What is being asked:
Would you repeat the listing below verbatim and drop the images?

Extracted material:
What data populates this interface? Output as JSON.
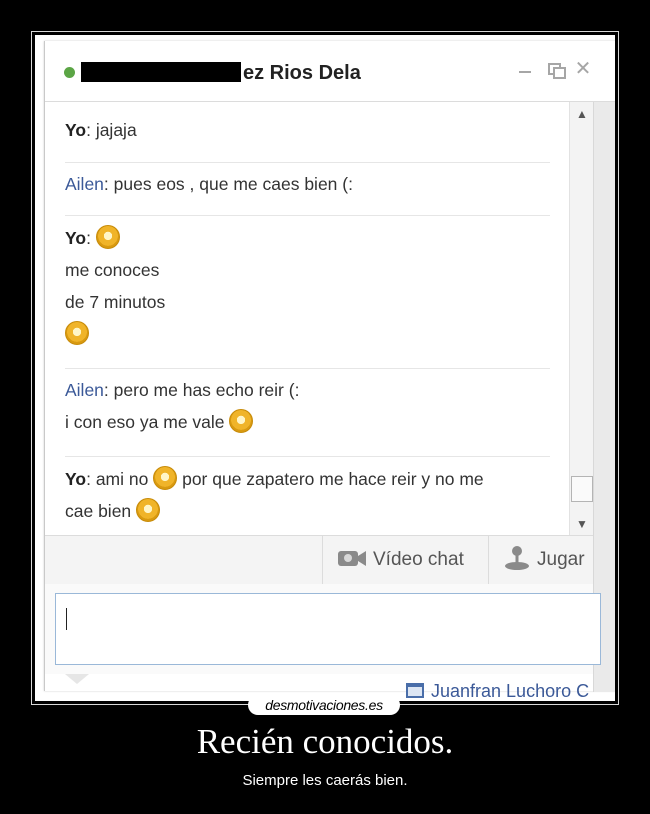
{
  "chat_window": {
    "title_suffix": "ez Rios Dela",
    "status_color": "#5ba545",
    "controls": {
      "minimize_icon": "minimize-icon",
      "popout_icon": "popout-icon",
      "close_icon": "close-icon"
    }
  },
  "messages": [
    {
      "sender": "Yo",
      "lines": [
        {
          "text": "jajaja",
          "smiley_after": false
        }
      ]
    },
    {
      "sender": "Ailen",
      "lines": [
        {
          "text": "pues eos , que me caes bien (:",
          "smiley_after": false
        }
      ]
    },
    {
      "sender": "Yo",
      "lines": [
        {
          "text": "",
          "smiley_after": true
        },
        {
          "text": "me conoces",
          "smiley_after": false
        },
        {
          "text": "de 7 minutos",
          "smiley_after": false
        },
        {
          "text": "",
          "smiley_after": true
        }
      ]
    },
    {
      "sender": "Ailen",
      "lines": [
        {
          "text": "pero me has echo reir (:",
          "smiley_after": false
        },
        {
          "text": "i con eso ya me vale",
          "smiley_after": true
        }
      ]
    },
    {
      "sender": "Yo",
      "lines": [
        {
          "text": "ami no",
          "smiley_after": true,
          "text_after": "por que zapatero me hace reir y no me"
        },
        {
          "text": "cae bien",
          "smiley_after": true
        }
      ]
    }
  ],
  "actions": {
    "video_chat": "Vídeo chat",
    "play": "Jugar"
  },
  "input": {
    "value": ""
  },
  "background_contact": "Juanfran Luchoro C",
  "poster": {
    "watermark": "desmotivaciones.es",
    "caption": "Recién conocidos.",
    "subcaption": "Siempre les caerás bien."
  }
}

Result for this exercise:
What data populates this interface? Output as JSON.
{
  "chat_window": {
    "title_suffix": "ez Rios Dela",
    "status_color": "#5ba545",
    "controls": {
      "minimize_icon": "minimize-icon",
      "popout_icon": "popout-icon",
      "close_icon": "close-icon"
    }
  },
  "messages": [
    {
      "sender": "Yo",
      "lines": [
        {
          "text": "jajaja",
          "smiley_after": false
        }
      ]
    },
    {
      "sender": "Ailen",
      "lines": [
        {
          "text": "pues eos , que me caes bien (:",
          "smiley_after": false
        }
      ]
    },
    {
      "sender": "Yo",
      "lines": [
        {
          "text": "",
          "smiley_after": true
        },
        {
          "text": "me conoces",
          "smiley_after": false
        },
        {
          "text": "de 7 minutos",
          "smiley_after": false
        },
        {
          "text": "",
          "smiley_after": true
        }
      ]
    },
    {
      "sender": "Ailen",
      "lines": [
        {
          "text": "pero me has echo reir (:",
          "smiley_after": false
        },
        {
          "text": "i con eso ya me vale",
          "smiley_after": true
        }
      ]
    },
    {
      "sender": "Yo",
      "lines": [
        {
          "text": "ami no",
          "smiley_after": true,
          "text_after": "por que zapatero me hace reir y no me"
        },
        {
          "text": "cae bien",
          "smiley_after": true
        }
      ]
    }
  ],
  "actions": {
    "video_chat": "Vídeo chat",
    "play": "Jugar"
  },
  "input": {
    "value": ""
  },
  "background_contact": "Juanfran Luchoro C",
  "poster": {
    "watermark": "desmotivaciones.es",
    "caption": "Recién conocidos.",
    "subcaption": "Siempre les caerás bien."
  }
}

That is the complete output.